#### [TASK MATERIAL]
--- START ---
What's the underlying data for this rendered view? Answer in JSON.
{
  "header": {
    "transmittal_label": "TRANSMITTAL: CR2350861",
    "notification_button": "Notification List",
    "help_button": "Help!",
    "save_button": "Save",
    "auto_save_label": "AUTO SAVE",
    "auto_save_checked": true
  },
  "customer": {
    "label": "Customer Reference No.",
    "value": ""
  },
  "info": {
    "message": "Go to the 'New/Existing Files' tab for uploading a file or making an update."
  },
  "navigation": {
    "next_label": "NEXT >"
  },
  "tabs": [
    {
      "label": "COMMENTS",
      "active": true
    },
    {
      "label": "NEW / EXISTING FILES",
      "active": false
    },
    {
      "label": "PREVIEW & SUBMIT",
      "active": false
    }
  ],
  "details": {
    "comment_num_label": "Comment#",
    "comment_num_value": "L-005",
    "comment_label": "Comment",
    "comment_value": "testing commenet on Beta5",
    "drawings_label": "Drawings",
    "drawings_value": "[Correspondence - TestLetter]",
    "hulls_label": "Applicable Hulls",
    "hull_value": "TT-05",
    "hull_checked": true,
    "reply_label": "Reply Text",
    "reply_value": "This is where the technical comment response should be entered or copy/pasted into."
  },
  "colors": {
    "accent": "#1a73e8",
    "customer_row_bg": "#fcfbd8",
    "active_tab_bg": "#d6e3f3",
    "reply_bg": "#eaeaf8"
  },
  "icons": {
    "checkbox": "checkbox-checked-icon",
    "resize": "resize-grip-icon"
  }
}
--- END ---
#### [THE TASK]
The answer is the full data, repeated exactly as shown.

#### [WORKED SOLUTION]
What's the underlying data for this rendered view? Answer in JSON.
{
  "header": {
    "transmittal_label": "TRANSMITTAL: CR2350861",
    "notification_button": "Notification List",
    "help_button": "Help!",
    "save_button": "Save",
    "auto_save_label": "AUTO SAVE",
    "auto_save_checked": true
  },
  "customer": {
    "label": "Customer Reference No.",
    "value": ""
  },
  "info": {
    "message": "Go to the 'New/Existing Files' tab for uploading a file or making an update."
  },
  "navigation": {
    "next_label": "NEXT >"
  },
  "tabs": [
    {
      "label": "COMMENTS",
      "active": true
    },
    {
      "label": "NEW / EXISTING FILES",
      "active": false
    },
    {
      "label": "PREVIEW & SUBMIT",
      "active": false
    }
  ],
  "details": {
    "comment_num_label": "Comment#",
    "comment_num_value": "L-005",
    "comment_label": "Comment",
    "comment_value": "testing commenet on Beta5",
    "drawings_label": "Drawings",
    "drawings_value": "[Correspondence - TestLetter]",
    "hulls_label": "Applicable Hulls",
    "hull_value": "TT-05",
    "hull_checked": true,
    "reply_label": "Reply Text",
    "reply_value": "This is where the technical comment response should be entered or copy/pasted into."
  },
  "colors": {
    "accent": "#1a73e8",
    "customer_row_bg": "#fcfbd8",
    "active_tab_bg": "#d6e3f3",
    "reply_bg": "#eaeaf8"
  },
  "icons": {
    "checkbox": "checkbox-checked-icon",
    "resize": "resize-grip-icon"
  }
}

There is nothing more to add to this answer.